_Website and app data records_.
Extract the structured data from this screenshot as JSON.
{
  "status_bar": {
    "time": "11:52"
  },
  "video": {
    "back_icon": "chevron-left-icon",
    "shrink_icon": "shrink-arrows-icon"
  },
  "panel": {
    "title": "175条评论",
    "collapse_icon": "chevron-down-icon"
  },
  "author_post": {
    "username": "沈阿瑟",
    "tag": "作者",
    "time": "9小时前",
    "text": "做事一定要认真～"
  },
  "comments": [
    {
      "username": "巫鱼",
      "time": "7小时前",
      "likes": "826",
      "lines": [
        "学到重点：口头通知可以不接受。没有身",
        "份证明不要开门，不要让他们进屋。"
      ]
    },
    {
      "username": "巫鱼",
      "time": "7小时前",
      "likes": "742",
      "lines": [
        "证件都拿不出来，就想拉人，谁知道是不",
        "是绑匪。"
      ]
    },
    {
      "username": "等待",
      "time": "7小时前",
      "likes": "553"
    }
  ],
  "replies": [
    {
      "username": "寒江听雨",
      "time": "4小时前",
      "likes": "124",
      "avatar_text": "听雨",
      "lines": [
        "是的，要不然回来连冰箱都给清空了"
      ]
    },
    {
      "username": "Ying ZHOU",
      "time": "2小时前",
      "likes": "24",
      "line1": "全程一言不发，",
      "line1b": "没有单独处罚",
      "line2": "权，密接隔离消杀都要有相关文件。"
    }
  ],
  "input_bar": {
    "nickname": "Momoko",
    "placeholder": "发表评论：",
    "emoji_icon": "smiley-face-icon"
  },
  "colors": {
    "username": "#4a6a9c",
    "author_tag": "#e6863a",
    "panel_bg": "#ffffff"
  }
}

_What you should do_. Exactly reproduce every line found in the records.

_Result for this task_.
Extract the structured data from this screenshot as JSON.
{
  "status_bar": {
    "time": "11:52"
  },
  "video": {
    "back_icon": "chevron-left-icon",
    "shrink_icon": "shrink-arrows-icon"
  },
  "panel": {
    "title": "175条评论",
    "collapse_icon": "chevron-down-icon"
  },
  "author_post": {
    "username": "沈阿瑟",
    "tag": "作者",
    "time": "9小时前",
    "text": "做事一定要认真～"
  },
  "comments": [
    {
      "username": "巫鱼",
      "time": "7小时前",
      "likes": "826",
      "lines": [
        "学到重点：口头通知可以不接受。没有身",
        "份证明不要开门，不要让他们进屋。"
      ]
    },
    {
      "username": "巫鱼",
      "time": "7小时前",
      "likes": "742",
      "lines": [
        "证件都拿不出来，就想拉人，谁知道是不",
        "是绑匪。"
      ]
    },
    {
      "username": "等待",
      "time": "7小时前",
      "likes": "553"
    }
  ],
  "replies": [
    {
      "username": "寒江听雨",
      "time": "4小时前",
      "likes": "124",
      "avatar_text": "听雨",
      "lines": [
        "是的，要不然回来连冰箱都给清空了"
      ]
    },
    {
      "username": "Ying ZHOU",
      "time": "2小时前",
      "likes": "24",
      "line1": "全程一言不发，",
      "line1b": "没有单独处罚",
      "line2": "权，密接隔离消杀都要有相关文件。"
    }
  ],
  "input_bar": {
    "nickname": "Momoko",
    "placeholder": "发表评论：",
    "emoji_icon": "smiley-face-icon"
  },
  "colors": {
    "username": "#4a6a9c",
    "author_tag": "#e6863a",
    "panel_bg": "#ffffff"
  }
}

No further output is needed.